◆ Record set ◆
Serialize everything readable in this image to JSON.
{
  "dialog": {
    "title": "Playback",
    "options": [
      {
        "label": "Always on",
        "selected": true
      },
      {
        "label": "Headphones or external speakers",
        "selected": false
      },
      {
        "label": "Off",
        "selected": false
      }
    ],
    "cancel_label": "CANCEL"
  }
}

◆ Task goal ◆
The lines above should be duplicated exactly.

◆ Output for this task ◆
Serialize everything readable in this image to JSON.
{
  "dialog": {
    "title": "Playback",
    "options": [
      {
        "label": "Always on",
        "selected": true
      },
      {
        "label": "Headphones or external speakers",
        "selected": false
      },
      {
        "label": "Off",
        "selected": false
      }
    ],
    "cancel_label": "CANCEL"
  }
}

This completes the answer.